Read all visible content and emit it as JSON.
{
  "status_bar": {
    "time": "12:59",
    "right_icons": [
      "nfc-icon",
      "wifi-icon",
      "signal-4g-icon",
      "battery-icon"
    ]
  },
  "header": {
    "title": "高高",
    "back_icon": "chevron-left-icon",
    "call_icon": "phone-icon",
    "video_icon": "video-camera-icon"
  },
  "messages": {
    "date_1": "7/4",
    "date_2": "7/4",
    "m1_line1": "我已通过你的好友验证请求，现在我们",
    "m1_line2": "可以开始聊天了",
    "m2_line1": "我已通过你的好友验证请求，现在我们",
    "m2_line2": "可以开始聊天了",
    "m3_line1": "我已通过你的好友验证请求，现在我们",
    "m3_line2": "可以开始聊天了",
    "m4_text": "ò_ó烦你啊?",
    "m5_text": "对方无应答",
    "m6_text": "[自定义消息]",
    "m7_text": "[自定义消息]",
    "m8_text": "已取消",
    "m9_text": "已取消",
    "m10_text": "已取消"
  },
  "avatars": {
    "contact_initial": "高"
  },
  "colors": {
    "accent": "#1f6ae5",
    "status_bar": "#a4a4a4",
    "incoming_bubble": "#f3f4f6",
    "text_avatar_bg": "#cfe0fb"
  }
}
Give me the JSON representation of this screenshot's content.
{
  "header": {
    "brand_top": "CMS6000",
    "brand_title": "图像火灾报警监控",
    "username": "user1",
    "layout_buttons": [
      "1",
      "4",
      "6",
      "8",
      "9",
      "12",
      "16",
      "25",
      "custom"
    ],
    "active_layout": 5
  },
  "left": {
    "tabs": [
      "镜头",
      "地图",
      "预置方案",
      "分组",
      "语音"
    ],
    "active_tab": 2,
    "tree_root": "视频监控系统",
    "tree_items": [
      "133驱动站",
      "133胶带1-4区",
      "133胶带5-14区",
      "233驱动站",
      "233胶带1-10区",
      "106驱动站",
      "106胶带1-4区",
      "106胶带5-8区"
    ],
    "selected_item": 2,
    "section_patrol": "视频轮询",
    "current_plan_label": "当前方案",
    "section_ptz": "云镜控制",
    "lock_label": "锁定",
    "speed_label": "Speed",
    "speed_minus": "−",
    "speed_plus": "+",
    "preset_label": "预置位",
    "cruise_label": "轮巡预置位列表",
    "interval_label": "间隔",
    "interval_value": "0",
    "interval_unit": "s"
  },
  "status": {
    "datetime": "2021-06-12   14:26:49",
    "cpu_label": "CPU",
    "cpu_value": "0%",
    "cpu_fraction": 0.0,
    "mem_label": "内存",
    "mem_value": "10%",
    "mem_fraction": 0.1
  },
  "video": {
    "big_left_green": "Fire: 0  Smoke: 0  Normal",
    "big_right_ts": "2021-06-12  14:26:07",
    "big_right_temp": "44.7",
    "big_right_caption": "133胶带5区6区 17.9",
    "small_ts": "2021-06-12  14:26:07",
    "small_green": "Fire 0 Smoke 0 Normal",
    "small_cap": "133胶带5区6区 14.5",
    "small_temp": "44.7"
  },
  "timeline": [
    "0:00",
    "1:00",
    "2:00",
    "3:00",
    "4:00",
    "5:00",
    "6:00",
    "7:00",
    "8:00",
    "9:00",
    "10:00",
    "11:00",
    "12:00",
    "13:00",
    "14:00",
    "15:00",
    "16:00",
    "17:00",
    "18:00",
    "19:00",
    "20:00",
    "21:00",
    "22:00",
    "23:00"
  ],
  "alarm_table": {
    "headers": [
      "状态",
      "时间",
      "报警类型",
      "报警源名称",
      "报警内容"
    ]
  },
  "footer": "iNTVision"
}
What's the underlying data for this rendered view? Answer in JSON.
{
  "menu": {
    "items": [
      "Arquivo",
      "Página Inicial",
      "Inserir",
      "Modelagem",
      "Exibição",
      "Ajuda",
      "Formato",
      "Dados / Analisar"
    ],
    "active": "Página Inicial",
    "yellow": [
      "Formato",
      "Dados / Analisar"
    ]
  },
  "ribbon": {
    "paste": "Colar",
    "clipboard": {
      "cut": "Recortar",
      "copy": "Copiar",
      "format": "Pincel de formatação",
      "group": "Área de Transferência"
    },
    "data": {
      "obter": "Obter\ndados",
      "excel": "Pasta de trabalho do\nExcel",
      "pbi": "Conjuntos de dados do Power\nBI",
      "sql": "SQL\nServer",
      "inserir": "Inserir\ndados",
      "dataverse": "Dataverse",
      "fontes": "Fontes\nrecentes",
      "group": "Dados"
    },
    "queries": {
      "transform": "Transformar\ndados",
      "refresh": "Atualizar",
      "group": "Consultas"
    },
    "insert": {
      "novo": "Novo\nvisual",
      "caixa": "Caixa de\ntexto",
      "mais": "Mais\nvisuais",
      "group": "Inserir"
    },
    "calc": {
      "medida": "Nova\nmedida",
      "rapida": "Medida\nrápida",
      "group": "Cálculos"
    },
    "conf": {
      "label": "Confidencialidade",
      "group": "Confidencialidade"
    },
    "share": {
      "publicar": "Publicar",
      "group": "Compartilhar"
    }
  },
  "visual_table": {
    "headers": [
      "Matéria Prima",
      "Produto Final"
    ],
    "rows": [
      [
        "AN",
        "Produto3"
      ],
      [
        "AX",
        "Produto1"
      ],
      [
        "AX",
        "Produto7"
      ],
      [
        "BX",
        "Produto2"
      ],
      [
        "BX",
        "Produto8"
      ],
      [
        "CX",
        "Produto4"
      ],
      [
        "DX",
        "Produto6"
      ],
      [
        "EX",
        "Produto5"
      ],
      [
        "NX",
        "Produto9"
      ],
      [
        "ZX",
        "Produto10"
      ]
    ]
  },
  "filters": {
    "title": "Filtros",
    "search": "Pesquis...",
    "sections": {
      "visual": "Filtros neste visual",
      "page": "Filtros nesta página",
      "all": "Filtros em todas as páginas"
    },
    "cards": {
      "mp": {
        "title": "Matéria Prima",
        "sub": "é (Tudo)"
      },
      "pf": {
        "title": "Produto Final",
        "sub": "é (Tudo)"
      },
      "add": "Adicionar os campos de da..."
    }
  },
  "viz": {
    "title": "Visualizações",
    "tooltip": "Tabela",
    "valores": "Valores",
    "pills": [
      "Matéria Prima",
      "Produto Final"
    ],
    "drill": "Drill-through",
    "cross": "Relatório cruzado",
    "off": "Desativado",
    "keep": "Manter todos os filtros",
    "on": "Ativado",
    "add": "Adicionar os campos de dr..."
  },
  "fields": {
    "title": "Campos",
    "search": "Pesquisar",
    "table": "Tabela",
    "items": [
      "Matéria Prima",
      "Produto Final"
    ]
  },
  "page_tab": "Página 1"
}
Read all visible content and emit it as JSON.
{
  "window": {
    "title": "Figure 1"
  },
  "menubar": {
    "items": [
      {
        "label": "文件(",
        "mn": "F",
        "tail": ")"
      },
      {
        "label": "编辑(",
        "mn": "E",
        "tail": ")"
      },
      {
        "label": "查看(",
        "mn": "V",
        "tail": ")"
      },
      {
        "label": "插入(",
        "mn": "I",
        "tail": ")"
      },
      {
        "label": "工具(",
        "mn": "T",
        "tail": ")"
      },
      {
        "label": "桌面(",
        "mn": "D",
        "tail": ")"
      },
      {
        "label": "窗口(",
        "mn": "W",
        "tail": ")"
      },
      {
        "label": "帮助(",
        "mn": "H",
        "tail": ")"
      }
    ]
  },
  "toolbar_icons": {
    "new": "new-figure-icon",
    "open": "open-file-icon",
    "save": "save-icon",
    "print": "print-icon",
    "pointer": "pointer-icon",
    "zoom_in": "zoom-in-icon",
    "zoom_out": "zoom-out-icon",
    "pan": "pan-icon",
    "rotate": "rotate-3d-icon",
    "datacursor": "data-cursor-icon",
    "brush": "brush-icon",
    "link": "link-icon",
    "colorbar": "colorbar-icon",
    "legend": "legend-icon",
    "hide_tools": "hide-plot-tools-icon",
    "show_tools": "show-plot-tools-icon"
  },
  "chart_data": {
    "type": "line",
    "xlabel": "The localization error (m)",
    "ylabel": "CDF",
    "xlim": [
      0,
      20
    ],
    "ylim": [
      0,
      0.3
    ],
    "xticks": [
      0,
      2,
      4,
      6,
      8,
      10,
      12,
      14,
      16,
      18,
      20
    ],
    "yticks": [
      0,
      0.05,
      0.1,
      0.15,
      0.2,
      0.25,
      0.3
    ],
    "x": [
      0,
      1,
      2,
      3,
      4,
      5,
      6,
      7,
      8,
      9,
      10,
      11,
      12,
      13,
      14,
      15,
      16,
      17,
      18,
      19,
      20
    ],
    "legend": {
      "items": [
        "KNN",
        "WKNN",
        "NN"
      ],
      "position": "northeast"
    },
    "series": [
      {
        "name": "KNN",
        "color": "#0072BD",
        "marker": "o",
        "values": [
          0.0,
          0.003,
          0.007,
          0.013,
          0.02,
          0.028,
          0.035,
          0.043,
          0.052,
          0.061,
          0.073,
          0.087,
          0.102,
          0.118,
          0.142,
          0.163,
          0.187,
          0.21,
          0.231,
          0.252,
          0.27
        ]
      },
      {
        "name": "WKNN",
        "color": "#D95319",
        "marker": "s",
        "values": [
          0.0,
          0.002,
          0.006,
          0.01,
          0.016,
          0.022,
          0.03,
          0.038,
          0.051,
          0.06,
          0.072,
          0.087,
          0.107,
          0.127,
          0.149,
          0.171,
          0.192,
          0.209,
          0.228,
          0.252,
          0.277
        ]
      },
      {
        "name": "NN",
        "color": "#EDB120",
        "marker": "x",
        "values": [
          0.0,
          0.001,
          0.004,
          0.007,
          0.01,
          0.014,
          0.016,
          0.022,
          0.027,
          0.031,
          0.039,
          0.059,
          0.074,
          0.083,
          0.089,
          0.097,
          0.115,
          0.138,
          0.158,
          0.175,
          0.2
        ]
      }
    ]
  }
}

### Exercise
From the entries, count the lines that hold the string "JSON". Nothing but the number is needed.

### Answer to this task
4